+++ DATA SUPPLIED +++

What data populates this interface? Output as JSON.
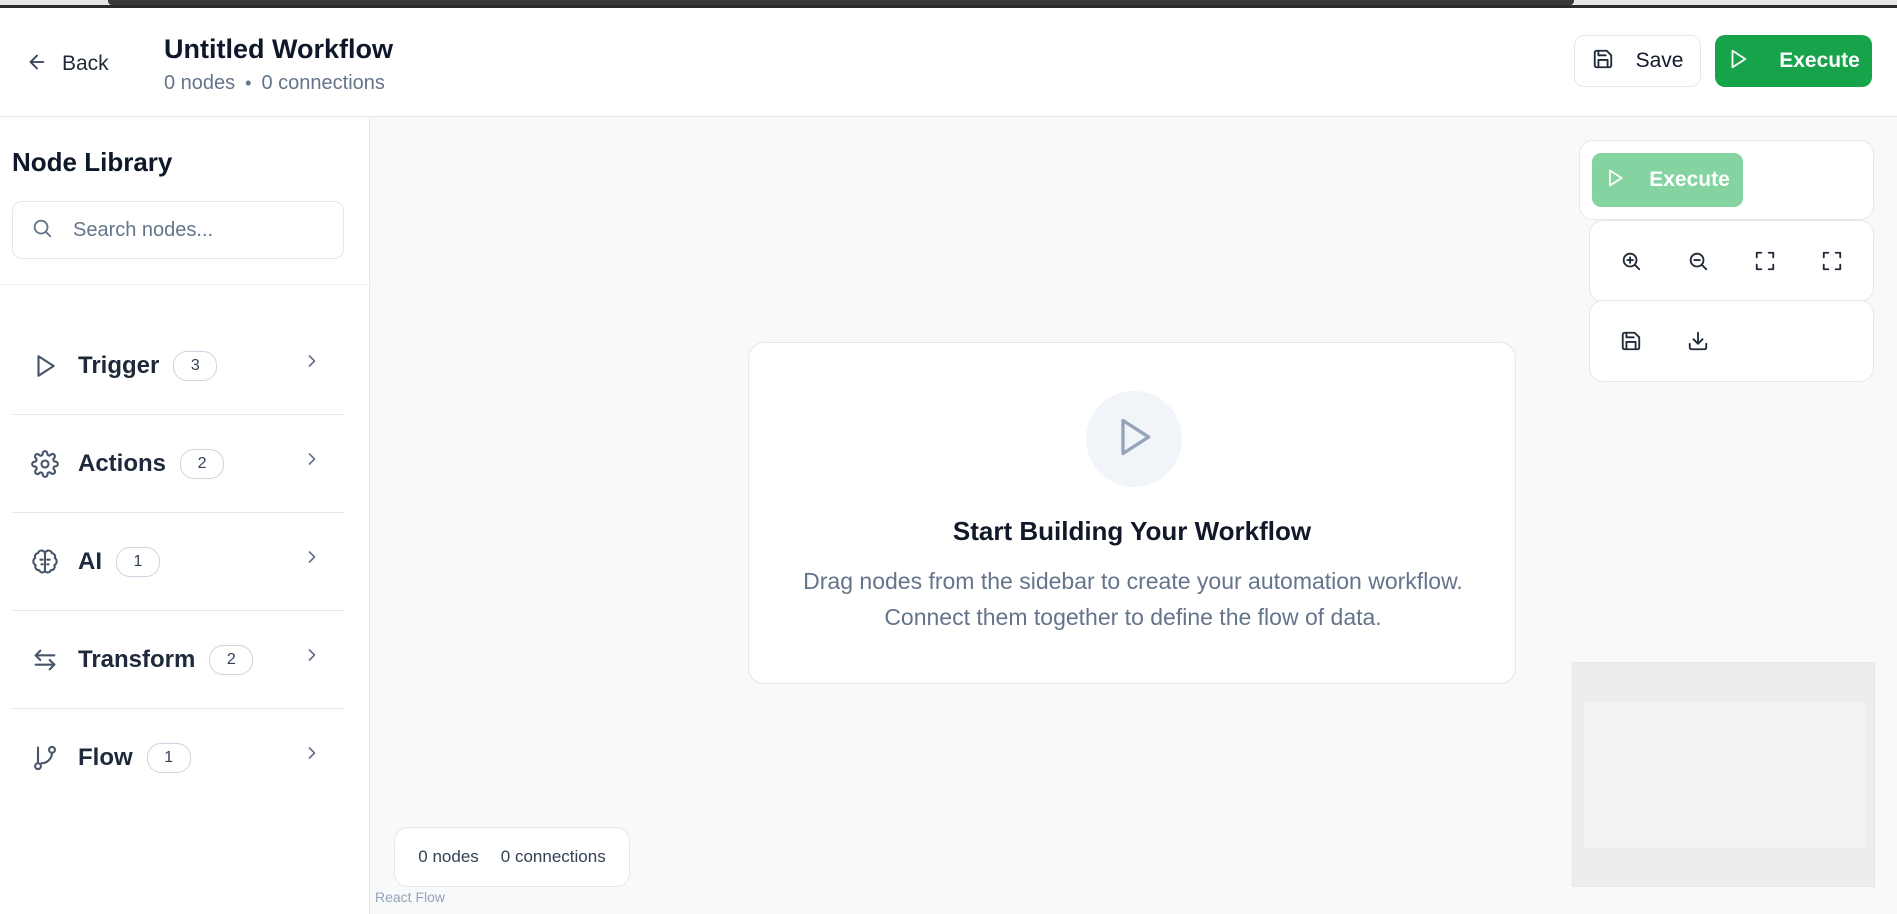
{
  "header": {
    "back_label": "Back",
    "title": "Untitled Workflow",
    "nodes_count": "0 nodes",
    "separator": "•",
    "connections_count": "0 connections",
    "save_label": "Save",
    "execute_label": "Execute"
  },
  "sidebar": {
    "title": "Node Library",
    "search_placeholder": "Search nodes...",
    "categories": [
      {
        "label": "Trigger",
        "count": "3",
        "icon": "play-icon"
      },
      {
        "label": "Actions",
        "count": "2",
        "icon": "gear-icon"
      },
      {
        "label": "AI",
        "count": "1",
        "icon": "brain-icon"
      },
      {
        "label": "Transform",
        "count": "2",
        "icon": "arrows-icon"
      },
      {
        "label": "Flow",
        "count": "1",
        "icon": "branch-icon"
      }
    ]
  },
  "canvas": {
    "empty_title": "Start Building Your Workflow",
    "empty_description": "Drag nodes from the sidebar to create your automation workflow. Connect them together to define the flow of data.",
    "execute_label": "Execute",
    "controls": [
      "zoom-in-icon",
      "zoom-out-icon",
      "fit-view-icon",
      "fullscreen-icon",
      "save-icon",
      "download-icon"
    ],
    "stats_nodes": "0 nodes",
    "stats_connections": "0 connections",
    "attribution": "React Flow"
  },
  "colors": {
    "accent": "#16a34a",
    "accent_disabled": "#86d3a2",
    "canvas_bg": "#f8f9fb",
    "muted_text": "#64748b"
  }
}
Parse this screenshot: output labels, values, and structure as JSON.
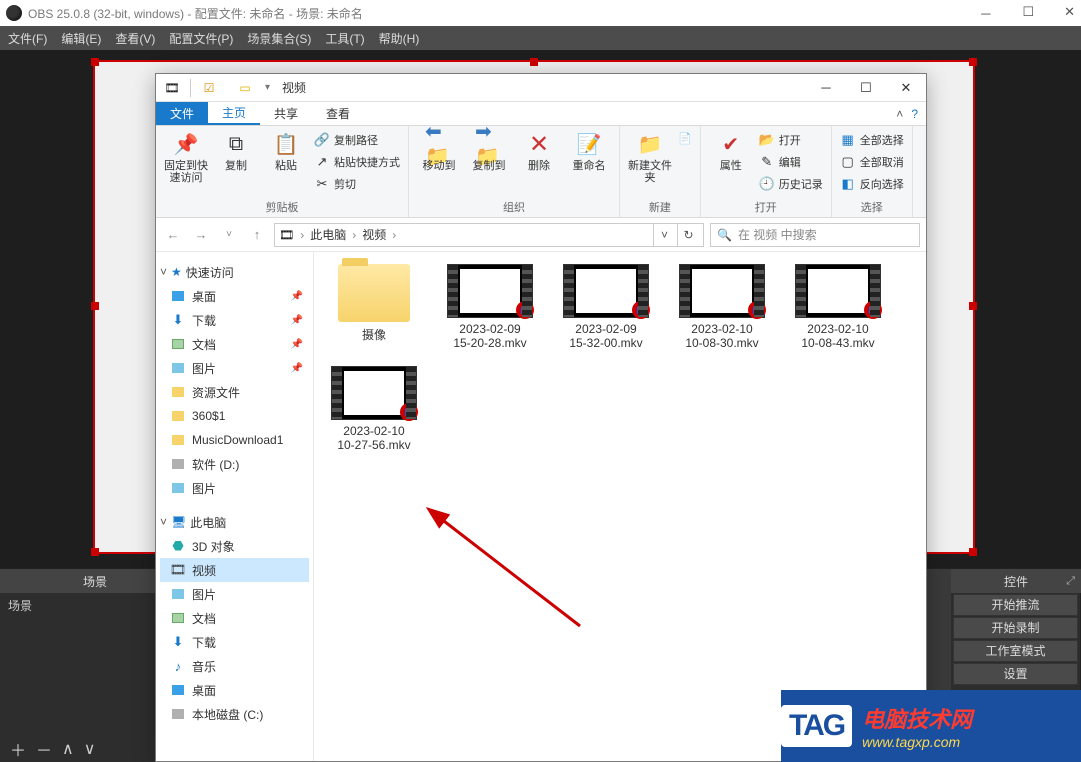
{
  "obs": {
    "title": "OBS 25.0.8 (32-bit, windows) - 配置文件: 未命名 - 场景: 未命名",
    "menu": [
      "文件(F)",
      "编辑(E)",
      "查看(V)",
      "配置文件(P)",
      "场景集合(S)",
      "工具(T)",
      "帮助(H)"
    ],
    "panels": {
      "scenes": "场景",
      "controls": "控件",
      "scene_item": "场景"
    },
    "controls": [
      "开始推流",
      "开始录制",
      "工作室模式",
      "设置"
    ],
    "toolbar": [
      "＋",
      "－",
      "∧",
      "∨"
    ]
  },
  "explorer": {
    "title": "视频",
    "tabs": {
      "file": "文件",
      "home": "主页",
      "share": "共享",
      "view": "查看"
    },
    "ribbon": {
      "pin": "固定到快速访问",
      "copy": "复制",
      "paste": "粘贴",
      "copy_path": "复制路径",
      "paste_shortcut": "粘贴快捷方式",
      "cut": "剪切",
      "clipboard_grp": "剪贴板",
      "move_to": "移动到",
      "copy_to": "复制到",
      "delete": "删除",
      "rename": "重命名",
      "organize_grp": "组织",
      "new_folder": "新建文件夹",
      "new_grp": "新建",
      "properties": "属性",
      "open": "打开",
      "edit": "编辑",
      "history": "历史记录",
      "open_grp": "打开",
      "select_all": "全部选择",
      "select_none": "全部取消",
      "invert": "反向选择",
      "select_grp": "选择"
    },
    "breadcrumb": {
      "root": "此电脑",
      "current": "视频"
    },
    "search_placeholder": "在 视频 中搜索",
    "nav": {
      "quick": "快速访问",
      "items1": [
        "桌面",
        "下载",
        "文档",
        "图片",
        "资源文件",
        "360$1",
        "MusicDownload1",
        "软件 (D:)",
        "图片"
      ],
      "thispc": "此电脑",
      "items2": [
        "3D 对象",
        "视频",
        "图片",
        "文档",
        "下载",
        "音乐",
        "桌面",
        "本地磁盘 (C:)"
      ]
    },
    "files": {
      "folder": "摄像",
      "videos": [
        {
          "l1": "2023-02-09",
          "l2": "15-20-28.mkv"
        },
        {
          "l1": "2023-02-09",
          "l2": "15-32-00.mkv"
        },
        {
          "l1": "2023-02-10",
          "l2": "10-08-30.mkv"
        },
        {
          "l1": "2023-02-10",
          "l2": "10-08-43.mkv"
        },
        {
          "l1": "2023-02-10",
          "l2": "10-27-56.mkv"
        }
      ]
    }
  },
  "watermark": {
    "tag": "TAG",
    "cn": "电脑技术网",
    "url": "www.tagxp.com"
  }
}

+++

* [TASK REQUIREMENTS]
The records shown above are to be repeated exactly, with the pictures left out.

* [RESULT OF THIS EXERCISE]
What data populates this interface? Output as JSON.
{
  "header": {
    "back_label": "Back",
    "title": "Untitled Workflow",
    "nodes_count": "0 nodes",
    "separator": "•",
    "connections_count": "0 connections",
    "save_label": "Save",
    "execute_label": "Execute"
  },
  "sidebar": {
    "title": "Node Library",
    "search_placeholder": "Search nodes...",
    "categories": [
      {
        "label": "Trigger",
        "count": "3",
        "icon": "play-icon"
      },
      {
        "label": "Actions",
        "count": "2",
        "icon": "gear-icon"
      },
      {
        "label": "AI",
        "count": "1",
        "icon": "brain-icon"
      },
      {
        "label": "Transform",
        "count": "2",
        "icon": "arrows-icon"
      },
      {
        "label": "Flow",
        "count": "1",
        "icon": "branch-icon"
      }
    ]
  },
  "canvas": {
    "empty_title": "Start Building Your Workflow",
    "empty_description": "Drag nodes from the sidebar to create your automation workflow. Connect them together to define the flow of data.",
    "execute_label": "Execute",
    "controls": [
      "zoom-in-icon",
      "zoom-out-icon",
      "fit-view-icon",
      "fullscreen-icon",
      "save-icon",
      "download-icon"
    ],
    "stats_nodes": "0 nodes",
    "stats_connections": "0 connections",
    "attribution": "React Flow"
  },
  "colors": {
    "accent": "#16a34a",
    "accent_disabled": "#86d3a2",
    "canvas_bg": "#f8f9fb",
    "muted_text": "#64748b"
  }
}
Parse this screenshot: output labels, values, and structure as JSON.
{
  "obs": {
    "title": "OBS 25.0.8 (32-bit, windows) - 配置文件: 未命名 - 场景: 未命名",
    "menu": [
      "文件(F)",
      "编辑(E)",
      "查看(V)",
      "配置文件(P)",
      "场景集合(S)",
      "工具(T)",
      "帮助(H)"
    ],
    "panels": {
      "scenes": "场景",
      "controls": "控件",
      "scene_item": "场景"
    },
    "controls": [
      "开始推流",
      "开始录制",
      "工作室模式",
      "设置"
    ],
    "toolbar": [
      "＋",
      "－",
      "∧",
      "∨"
    ]
  },
  "explorer": {
    "title": "视频",
    "tabs": {
      "file": "文件",
      "home": "主页",
      "share": "共享",
      "view": "查看"
    },
    "ribbon": {
      "pin": "固定到快速访问",
      "copy": "复制",
      "paste": "粘贴",
      "copy_path": "复制路径",
      "paste_shortcut": "粘贴快捷方式",
      "cut": "剪切",
      "clipboard_grp": "剪贴板",
      "move_to": "移动到",
      "copy_to": "复制到",
      "delete": "删除",
      "rename": "重命名",
      "organize_grp": "组织",
      "new_folder": "新建文件夹",
      "new_grp": "新建",
      "properties": "属性",
      "open": "打开",
      "edit": "编辑",
      "history": "历史记录",
      "open_grp": "打开",
      "select_all": "全部选择",
      "select_none": "全部取消",
      "invert": "反向选择",
      "select_grp": "选择"
    },
    "breadcrumb": {
      "root": "此电脑",
      "current": "视频"
    },
    "search_placeholder": "在 视频 中搜索",
    "nav": {
      "quick": "快速访问",
      "items1": [
        "桌面",
        "下载",
        "文档",
        "图片",
        "资源文件",
        "360$1",
        "MusicDownload1",
        "软件 (D:)",
        "图片"
      ],
      "thispc": "此电脑",
      "items2": [
        "3D 对象",
        "视频",
        "图片",
        "文档",
        "下载",
        "音乐",
        "桌面",
        "本地磁盘 (C:)"
      ]
    },
    "files": {
      "folder": "摄像",
      "videos": [
        {
          "l1": "2023-02-09",
          "l2": "15-20-28.mkv"
        },
        {
          "l1": "2023-02-09",
          "l2": "15-32-00.mkv"
        },
        {
          "l1": "2023-02-10",
          "l2": "10-08-30.mkv"
        },
        {
          "l1": "2023-02-10",
          "l2": "10-08-43.mkv"
        },
        {
          "l1": "2023-02-10",
          "l2": "10-27-56.mkv"
        }
      ]
    }
  },
  "watermark": {
    "tag": "TAG",
    "cn": "电脑技术网",
    "url": "www.tagxp.com"
  }
}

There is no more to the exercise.